Dataset excerpts:
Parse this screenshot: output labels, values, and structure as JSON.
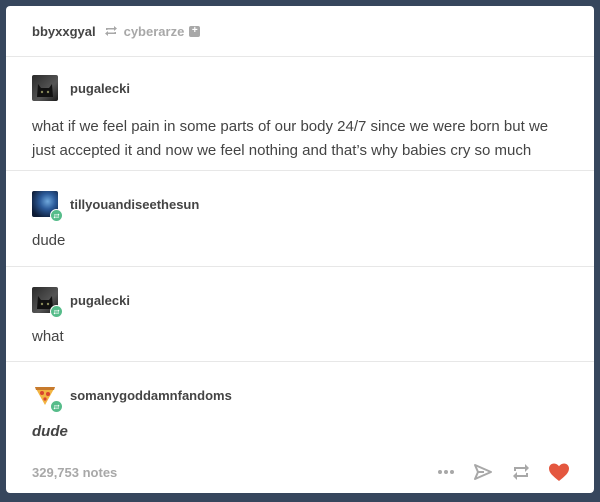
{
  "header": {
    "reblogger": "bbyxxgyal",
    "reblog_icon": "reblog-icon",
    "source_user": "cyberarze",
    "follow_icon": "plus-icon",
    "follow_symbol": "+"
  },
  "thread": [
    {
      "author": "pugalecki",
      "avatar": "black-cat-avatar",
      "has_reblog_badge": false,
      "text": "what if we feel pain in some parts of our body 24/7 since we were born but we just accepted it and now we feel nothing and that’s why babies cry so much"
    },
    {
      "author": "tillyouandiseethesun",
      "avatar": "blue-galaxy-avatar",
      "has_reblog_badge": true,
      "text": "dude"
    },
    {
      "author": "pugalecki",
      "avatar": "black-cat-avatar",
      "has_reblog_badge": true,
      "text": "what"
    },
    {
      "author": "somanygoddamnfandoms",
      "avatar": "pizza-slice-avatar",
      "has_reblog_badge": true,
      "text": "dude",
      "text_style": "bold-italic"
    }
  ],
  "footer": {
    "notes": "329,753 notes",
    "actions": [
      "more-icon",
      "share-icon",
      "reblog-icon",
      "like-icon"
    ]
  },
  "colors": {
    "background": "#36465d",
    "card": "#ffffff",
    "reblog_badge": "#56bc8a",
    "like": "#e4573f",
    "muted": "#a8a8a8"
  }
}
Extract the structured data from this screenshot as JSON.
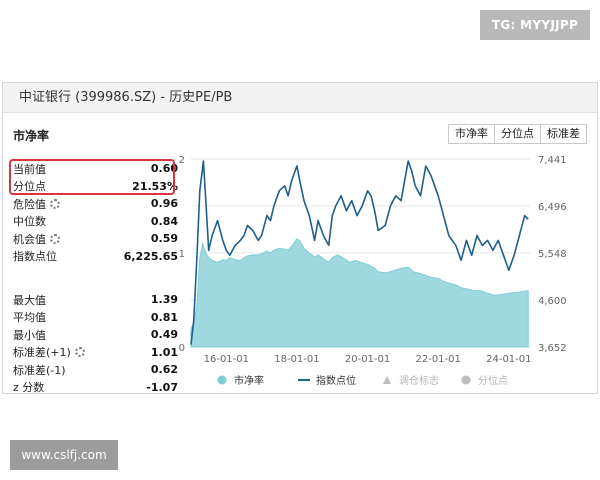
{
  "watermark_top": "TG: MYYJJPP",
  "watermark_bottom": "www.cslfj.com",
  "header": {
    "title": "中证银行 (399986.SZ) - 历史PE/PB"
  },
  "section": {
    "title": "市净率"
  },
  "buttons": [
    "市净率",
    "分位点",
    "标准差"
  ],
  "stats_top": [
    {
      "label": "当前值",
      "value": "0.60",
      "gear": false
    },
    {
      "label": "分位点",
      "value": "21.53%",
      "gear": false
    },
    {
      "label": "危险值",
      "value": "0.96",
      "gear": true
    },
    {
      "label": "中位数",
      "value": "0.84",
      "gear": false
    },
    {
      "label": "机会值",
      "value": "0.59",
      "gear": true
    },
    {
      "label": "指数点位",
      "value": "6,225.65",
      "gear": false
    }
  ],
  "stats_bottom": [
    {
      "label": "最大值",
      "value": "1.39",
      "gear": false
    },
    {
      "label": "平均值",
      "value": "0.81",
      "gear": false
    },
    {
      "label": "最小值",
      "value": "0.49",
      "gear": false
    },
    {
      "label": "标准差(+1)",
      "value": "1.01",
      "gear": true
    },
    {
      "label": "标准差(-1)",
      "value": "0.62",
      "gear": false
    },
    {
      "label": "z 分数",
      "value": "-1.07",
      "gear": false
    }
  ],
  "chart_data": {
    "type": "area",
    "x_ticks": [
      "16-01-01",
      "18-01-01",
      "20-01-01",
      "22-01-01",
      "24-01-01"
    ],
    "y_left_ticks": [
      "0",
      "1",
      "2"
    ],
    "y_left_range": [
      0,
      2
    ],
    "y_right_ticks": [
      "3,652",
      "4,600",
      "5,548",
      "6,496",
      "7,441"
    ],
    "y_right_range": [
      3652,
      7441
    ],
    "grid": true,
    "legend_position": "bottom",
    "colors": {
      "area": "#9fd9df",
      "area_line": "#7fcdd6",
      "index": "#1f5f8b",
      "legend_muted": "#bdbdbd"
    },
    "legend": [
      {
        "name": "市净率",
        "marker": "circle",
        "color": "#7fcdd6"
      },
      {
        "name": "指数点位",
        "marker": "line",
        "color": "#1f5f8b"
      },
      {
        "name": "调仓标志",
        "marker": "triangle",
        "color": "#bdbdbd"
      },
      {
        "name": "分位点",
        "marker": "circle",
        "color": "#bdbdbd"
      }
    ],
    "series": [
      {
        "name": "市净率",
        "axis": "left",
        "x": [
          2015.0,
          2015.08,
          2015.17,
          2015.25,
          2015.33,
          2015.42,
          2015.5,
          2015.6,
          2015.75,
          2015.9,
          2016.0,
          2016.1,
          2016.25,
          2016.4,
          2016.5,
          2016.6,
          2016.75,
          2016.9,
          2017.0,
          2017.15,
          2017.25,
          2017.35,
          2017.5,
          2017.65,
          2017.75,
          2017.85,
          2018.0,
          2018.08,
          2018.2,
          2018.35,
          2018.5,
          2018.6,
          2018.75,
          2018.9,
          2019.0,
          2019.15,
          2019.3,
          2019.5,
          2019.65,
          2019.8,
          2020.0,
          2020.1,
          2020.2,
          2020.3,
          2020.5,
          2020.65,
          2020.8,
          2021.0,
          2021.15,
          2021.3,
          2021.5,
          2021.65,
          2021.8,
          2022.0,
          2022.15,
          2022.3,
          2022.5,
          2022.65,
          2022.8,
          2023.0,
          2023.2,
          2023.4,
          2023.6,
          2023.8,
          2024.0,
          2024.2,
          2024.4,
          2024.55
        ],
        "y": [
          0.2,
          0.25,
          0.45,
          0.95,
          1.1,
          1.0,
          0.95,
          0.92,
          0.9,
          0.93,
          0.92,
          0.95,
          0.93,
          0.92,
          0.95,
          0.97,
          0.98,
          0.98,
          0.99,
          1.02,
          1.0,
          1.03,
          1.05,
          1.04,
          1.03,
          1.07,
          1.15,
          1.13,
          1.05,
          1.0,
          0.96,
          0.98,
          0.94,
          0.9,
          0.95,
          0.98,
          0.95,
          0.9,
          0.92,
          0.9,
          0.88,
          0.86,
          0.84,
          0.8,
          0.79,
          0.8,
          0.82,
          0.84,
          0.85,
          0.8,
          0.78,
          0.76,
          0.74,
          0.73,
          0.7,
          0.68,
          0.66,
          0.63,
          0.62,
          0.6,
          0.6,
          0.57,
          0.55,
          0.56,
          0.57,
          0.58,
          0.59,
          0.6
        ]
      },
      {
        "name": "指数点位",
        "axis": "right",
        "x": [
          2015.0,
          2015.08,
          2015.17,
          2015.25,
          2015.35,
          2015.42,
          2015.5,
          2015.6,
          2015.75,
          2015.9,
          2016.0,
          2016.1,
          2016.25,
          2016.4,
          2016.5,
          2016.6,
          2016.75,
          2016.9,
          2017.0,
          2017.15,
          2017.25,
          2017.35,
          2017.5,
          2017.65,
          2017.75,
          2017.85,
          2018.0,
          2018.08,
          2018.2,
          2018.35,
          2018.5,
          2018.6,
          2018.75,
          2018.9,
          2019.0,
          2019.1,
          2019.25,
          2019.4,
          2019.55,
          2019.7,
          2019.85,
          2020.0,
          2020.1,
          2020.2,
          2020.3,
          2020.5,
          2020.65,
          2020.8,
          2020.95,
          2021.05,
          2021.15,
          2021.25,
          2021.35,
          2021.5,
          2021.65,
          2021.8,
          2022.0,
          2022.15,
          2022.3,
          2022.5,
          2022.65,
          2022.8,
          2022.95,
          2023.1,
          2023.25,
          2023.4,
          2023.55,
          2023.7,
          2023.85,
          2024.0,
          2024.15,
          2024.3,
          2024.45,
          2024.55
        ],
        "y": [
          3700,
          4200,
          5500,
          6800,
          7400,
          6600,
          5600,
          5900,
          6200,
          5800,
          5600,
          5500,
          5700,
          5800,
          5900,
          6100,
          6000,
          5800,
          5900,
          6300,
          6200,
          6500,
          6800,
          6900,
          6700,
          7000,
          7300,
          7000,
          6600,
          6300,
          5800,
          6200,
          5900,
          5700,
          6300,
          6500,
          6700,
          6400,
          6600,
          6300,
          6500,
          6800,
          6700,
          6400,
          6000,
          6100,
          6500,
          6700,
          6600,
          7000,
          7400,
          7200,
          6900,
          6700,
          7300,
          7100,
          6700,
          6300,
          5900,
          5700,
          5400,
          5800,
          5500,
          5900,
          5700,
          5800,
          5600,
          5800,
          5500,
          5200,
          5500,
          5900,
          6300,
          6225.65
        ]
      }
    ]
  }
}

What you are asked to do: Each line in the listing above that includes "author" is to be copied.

Your solution:
      "author": "pugalecki",
      "author": "tillyouandiseethesun",
      "author": "pugalecki",
      "author": "somanygoddamnfandoms",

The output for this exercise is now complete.